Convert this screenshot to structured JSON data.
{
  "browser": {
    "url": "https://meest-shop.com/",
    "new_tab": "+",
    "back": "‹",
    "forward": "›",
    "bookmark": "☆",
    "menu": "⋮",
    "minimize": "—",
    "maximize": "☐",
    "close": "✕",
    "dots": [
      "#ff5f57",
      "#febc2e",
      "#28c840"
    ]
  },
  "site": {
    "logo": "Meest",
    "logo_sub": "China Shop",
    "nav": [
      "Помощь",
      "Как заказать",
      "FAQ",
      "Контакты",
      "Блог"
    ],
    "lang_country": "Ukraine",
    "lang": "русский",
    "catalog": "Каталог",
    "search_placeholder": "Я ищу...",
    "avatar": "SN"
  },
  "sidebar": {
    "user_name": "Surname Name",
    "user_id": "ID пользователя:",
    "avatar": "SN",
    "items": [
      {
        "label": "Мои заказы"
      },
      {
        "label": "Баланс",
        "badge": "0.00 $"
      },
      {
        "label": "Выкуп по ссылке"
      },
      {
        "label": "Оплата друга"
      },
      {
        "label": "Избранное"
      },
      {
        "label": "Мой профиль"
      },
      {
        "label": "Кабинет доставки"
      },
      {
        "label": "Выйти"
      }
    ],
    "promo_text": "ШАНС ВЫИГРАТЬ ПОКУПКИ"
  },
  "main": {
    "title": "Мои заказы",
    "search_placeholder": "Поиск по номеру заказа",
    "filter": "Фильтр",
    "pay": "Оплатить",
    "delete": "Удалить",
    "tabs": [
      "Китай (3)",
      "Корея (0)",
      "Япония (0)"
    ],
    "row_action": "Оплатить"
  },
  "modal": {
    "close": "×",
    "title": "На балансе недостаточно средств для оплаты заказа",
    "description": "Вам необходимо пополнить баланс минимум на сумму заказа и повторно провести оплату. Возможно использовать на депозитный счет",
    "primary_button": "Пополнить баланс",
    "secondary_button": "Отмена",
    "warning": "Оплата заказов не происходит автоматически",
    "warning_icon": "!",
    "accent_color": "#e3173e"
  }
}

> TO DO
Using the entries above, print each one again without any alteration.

> WRITTEN RESPONSE
Convert this screenshot to structured JSON data.
{
  "browser": {
    "url": "https://meest-shop.com/",
    "new_tab": "+",
    "back": "‹",
    "forward": "›",
    "bookmark": "☆",
    "menu": "⋮",
    "minimize": "—",
    "maximize": "☐",
    "close": "✕",
    "dots": [
      "#ff5f57",
      "#febc2e",
      "#28c840"
    ]
  },
  "site": {
    "logo": "Meest",
    "logo_sub": "China Shop",
    "nav": [
      "Помощь",
      "Как заказать",
      "FAQ",
      "Контакты",
      "Блог"
    ],
    "lang_country": "Ukraine",
    "lang": "русский",
    "catalog": "Каталог",
    "search_placeholder": "Я ищу...",
    "avatar": "SN"
  },
  "sidebar": {
    "user_name": "Surname Name",
    "user_id": "ID пользователя:",
    "avatar": "SN",
    "items": [
      {
        "label": "Мои заказы"
      },
      {
        "label": "Баланс",
        "badge": "0.00 $"
      },
      {
        "label": "Выкуп по ссылке"
      },
      {
        "label": "Оплата друга"
      },
      {
        "label": "Избранное"
      },
      {
        "label": "Мой профиль"
      },
      {
        "label": "Кабинет доставки"
      },
      {
        "label": "Выйти"
      }
    ],
    "promo_text": "ШАНС ВЫИГРАТЬ ПОКУПКИ"
  },
  "main": {
    "title": "Мои заказы",
    "search_placeholder": "Поиск по номеру заказа",
    "filter": "Фильтр",
    "pay": "Оплатить",
    "delete": "Удалить",
    "tabs": [
      "Китай (3)",
      "Корея (0)",
      "Япония (0)"
    ],
    "row_action": "Оплатить"
  },
  "modal": {
    "close": "×",
    "title": "На балансе недостаточно средств для оплаты заказа",
    "description": "Вам необходимо пополнить баланс минимум на сумму заказа и повторно провести оплату. Возможно использовать на депозитный счет",
    "primary_button": "Пополнить баланс",
    "secondary_button": "Отмена",
    "warning": "Оплата заказов не происходит автоматически",
    "warning_icon": "!",
    "accent_color": "#e3173e"
  }
}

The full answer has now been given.